Petruchska is a classic ballet written by Russian composer Igor Stravinsky (you may remember him from such canonical works as The Firebird). The story follows a puppet (played here by Vincent Michael Lopez) who performs along with other puppets at the beck and call of a cruel and demanding puppet master. As if things couldn’t get worse, poor Petruchska falls for fellow puppet Columbine (Jade Solomon Curtis), who does not share his affection. But Petruchska decides not to go down without a fight.
Artistic director and choreographer at Spectrum, Donald Byrd (whom I profile in our April issue) has adapted this classic story, changing not only the spelling of the name – but exploding the entire format in a fresh and vigorous contemporary exploration. Byrd’s staging travels from beach, to corridor, to television screen; on and off stage and in and out of the elements. He risks rain and even accessibility in order to get us closer to, or more mixed up in the emotional dilemma of Petruchska, who, no matter how trapped and powerless he seems, desperately perseveres.
Staging the show like an immersive carnival, Spectrum for the first time uses the entire bathhouse building, including the roof (next time – I hope they incorporate the barge floating nearby). Dancers moving among dimly lit hallways and wearing stark white masks give it the feel of a haunted house – or a carnival run with nefarious intentions (Uh, are you sure I should go this way?). Carnival performers haunt the outdoor stage before the show, maybe to entertain you, or maybe to trick you? A funny and loquacious Master of Ceremonies or “The Charlatan”, played by the always impressive Donald Jones Jr., seems both confidently in charge of the chaos he manages—and also emotionally unhinged.

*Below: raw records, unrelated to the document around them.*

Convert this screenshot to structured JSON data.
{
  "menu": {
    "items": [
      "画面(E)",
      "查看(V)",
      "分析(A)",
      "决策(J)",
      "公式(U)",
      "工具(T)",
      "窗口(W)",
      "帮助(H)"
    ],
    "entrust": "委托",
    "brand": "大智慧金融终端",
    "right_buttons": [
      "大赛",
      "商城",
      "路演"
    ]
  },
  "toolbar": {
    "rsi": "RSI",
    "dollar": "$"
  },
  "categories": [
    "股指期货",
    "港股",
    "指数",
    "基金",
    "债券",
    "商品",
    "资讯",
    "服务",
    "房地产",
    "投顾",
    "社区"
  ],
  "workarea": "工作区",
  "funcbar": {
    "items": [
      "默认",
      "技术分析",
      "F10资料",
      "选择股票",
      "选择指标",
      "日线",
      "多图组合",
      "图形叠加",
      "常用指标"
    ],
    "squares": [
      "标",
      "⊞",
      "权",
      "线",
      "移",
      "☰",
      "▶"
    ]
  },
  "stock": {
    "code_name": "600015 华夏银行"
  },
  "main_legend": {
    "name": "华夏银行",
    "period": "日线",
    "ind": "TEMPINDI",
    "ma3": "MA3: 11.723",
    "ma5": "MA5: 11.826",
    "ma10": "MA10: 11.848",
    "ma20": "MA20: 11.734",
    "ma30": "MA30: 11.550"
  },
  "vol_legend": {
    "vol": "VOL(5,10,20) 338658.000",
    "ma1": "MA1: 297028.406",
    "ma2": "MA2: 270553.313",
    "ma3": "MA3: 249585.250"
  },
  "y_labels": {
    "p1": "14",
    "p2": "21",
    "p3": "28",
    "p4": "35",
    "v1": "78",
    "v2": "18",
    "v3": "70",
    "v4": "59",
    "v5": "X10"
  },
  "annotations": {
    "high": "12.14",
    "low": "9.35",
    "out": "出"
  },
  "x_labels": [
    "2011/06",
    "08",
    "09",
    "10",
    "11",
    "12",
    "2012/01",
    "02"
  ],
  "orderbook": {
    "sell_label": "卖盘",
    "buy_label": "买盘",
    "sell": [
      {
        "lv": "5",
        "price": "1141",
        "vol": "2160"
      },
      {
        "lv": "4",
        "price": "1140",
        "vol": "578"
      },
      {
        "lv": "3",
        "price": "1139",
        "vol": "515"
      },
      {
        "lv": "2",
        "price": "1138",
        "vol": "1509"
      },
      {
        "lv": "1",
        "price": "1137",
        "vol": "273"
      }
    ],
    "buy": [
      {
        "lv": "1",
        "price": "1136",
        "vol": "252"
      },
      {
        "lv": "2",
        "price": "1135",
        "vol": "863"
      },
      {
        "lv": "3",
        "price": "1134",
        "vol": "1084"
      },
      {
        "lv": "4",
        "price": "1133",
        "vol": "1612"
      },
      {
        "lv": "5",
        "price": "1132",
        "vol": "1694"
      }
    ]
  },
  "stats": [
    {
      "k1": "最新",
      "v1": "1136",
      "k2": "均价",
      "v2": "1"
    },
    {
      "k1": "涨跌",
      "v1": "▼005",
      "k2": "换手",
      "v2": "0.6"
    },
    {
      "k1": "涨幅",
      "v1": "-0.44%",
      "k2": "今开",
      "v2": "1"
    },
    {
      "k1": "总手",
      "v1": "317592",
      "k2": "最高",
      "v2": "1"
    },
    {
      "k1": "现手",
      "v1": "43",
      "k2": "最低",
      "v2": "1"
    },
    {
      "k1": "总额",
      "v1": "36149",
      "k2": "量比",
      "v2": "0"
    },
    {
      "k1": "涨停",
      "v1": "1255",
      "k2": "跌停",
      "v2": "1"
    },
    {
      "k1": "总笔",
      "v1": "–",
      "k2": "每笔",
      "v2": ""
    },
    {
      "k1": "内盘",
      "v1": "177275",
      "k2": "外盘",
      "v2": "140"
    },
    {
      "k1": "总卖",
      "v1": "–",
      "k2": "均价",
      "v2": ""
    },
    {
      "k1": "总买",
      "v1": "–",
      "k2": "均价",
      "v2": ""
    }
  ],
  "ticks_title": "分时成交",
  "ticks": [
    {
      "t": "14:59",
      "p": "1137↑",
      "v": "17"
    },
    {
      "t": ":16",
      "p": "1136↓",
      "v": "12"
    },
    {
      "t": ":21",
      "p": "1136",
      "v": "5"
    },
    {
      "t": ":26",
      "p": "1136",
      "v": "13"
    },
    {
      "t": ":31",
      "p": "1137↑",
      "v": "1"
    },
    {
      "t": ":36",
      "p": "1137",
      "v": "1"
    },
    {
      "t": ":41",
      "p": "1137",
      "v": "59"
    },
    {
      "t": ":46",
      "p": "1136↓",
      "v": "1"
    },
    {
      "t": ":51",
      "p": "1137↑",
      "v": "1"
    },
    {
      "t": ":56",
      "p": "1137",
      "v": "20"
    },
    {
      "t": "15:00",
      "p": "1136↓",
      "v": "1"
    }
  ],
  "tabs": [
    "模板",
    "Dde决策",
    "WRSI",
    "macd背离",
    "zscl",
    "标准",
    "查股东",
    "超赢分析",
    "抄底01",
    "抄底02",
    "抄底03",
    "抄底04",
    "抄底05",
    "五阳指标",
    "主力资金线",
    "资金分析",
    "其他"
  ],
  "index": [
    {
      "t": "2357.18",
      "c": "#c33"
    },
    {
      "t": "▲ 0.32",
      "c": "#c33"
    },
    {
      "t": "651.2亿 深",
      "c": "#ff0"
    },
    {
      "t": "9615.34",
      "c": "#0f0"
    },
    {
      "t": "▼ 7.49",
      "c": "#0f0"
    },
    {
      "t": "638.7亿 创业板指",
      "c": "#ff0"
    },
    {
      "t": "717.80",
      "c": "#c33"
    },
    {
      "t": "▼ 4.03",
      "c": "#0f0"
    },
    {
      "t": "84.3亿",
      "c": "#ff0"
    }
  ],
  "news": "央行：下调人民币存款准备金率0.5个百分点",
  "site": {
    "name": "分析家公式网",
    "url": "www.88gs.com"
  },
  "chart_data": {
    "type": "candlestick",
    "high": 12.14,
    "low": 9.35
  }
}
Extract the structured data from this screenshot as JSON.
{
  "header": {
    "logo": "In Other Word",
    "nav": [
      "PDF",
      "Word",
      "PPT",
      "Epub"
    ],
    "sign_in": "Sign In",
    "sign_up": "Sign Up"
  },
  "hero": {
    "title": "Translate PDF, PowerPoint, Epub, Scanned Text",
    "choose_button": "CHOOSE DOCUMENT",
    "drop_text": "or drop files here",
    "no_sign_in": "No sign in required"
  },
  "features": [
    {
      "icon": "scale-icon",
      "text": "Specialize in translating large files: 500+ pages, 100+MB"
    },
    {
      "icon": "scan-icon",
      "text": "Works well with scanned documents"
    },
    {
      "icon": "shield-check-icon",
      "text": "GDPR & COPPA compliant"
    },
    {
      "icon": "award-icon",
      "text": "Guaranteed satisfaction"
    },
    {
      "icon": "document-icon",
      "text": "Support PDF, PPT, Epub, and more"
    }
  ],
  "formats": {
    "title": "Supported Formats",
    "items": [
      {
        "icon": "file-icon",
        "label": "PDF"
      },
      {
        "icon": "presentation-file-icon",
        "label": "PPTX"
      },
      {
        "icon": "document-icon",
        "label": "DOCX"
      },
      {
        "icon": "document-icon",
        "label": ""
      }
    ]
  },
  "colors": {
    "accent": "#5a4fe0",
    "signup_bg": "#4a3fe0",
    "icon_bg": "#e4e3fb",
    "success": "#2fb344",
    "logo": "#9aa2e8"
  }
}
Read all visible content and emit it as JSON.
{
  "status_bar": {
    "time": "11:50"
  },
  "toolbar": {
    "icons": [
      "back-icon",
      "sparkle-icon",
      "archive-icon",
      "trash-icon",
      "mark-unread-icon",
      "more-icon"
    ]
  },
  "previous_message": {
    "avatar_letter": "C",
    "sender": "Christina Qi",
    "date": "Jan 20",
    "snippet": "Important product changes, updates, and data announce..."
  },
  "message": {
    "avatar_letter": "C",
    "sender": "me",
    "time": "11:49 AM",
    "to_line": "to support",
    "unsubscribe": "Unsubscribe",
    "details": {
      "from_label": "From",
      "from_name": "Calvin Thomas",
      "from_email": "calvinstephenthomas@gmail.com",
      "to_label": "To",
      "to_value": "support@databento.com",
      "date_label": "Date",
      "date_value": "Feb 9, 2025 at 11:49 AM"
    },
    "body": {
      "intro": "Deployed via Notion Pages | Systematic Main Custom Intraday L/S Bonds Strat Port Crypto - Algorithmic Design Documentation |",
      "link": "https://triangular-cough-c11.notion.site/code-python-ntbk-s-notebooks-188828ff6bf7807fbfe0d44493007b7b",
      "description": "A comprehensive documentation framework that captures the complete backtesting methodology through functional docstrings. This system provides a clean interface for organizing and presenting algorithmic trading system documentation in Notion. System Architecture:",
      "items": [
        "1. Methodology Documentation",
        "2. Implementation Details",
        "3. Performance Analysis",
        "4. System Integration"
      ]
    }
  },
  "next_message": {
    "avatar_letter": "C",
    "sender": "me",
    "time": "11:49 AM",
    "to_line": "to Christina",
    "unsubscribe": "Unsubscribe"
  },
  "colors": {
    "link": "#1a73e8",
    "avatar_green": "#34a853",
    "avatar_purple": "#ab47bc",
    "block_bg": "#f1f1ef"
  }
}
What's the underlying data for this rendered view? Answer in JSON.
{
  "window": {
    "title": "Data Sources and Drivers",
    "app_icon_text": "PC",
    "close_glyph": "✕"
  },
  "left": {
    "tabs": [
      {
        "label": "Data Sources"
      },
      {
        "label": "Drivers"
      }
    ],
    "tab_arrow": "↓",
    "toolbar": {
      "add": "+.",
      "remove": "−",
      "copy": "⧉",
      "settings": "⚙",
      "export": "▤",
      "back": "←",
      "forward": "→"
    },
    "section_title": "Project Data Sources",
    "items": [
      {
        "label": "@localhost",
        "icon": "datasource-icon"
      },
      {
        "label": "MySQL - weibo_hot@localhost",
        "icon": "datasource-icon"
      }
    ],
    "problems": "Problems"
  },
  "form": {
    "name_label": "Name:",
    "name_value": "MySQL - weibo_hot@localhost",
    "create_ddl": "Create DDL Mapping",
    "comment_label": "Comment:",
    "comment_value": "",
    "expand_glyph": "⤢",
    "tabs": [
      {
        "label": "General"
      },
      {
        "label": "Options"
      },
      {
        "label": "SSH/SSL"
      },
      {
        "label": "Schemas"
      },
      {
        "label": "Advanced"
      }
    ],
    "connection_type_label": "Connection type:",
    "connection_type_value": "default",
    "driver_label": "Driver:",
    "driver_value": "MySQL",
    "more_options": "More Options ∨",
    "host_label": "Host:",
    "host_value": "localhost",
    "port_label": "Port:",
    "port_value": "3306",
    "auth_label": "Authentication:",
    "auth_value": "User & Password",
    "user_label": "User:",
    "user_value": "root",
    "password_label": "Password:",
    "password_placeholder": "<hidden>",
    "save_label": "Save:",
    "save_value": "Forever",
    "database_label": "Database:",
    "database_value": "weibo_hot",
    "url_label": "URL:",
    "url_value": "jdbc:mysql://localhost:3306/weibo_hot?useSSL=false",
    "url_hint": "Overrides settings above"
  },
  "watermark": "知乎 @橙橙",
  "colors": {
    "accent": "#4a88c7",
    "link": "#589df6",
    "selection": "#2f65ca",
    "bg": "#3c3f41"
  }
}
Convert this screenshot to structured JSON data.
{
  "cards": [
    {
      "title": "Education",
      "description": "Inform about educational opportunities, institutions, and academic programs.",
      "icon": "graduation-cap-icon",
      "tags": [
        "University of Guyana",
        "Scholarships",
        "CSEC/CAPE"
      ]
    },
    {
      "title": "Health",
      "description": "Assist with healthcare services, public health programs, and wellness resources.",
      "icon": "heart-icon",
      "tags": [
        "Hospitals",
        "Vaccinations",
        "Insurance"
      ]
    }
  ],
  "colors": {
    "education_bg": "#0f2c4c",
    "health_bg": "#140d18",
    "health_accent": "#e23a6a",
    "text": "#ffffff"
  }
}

Using three separate stages (one of which the audience can see only via live video feed; and thanks to great camera work is pulled off with amazing, visceral effect), Spectrum Dance Theater catapults the whimsical Pinocchio-like tale into a gritty and unnerving window into the lives of prisoners who perhaps aren’t fully aware of their imprisonment.
From the screams of the puppets as their puppet master hangs them from the walls, to the hot-and-heavy sex acts played out between the Moor puppet (Ty Alexander Cheng) and Columbine, almost in pantomime; to the fierce physical prowess of the Spectrum dancers that always half-enchants and half-scares me; to, finally, the ultimate act that ended (accidentally) with shards of a broken light bulb flying across the stage – the show is terrifying, captivating and deliciously real.
Donald Byrd has traveled to new risky heights in his mastery of using dancers’ bodies to tell the darkest and most primal pieces of the human story.
And to anyone distracted by the “technical difficulties” we saw in the first run, opening night, I hope you noticed the moment where the music suddenly cut out and Lopez (Petruchska) slowly departed the stage with only the sounds of the waves from Lake Washington lapping the shore to accompany him—it was one of the more haunting, effective moments in theater I’ve seen in Seattle. The ones that happen by accident usually are.
Spectrum Dance, I’ll take your work any day—“technical difficulties” and all.
GO SEE IT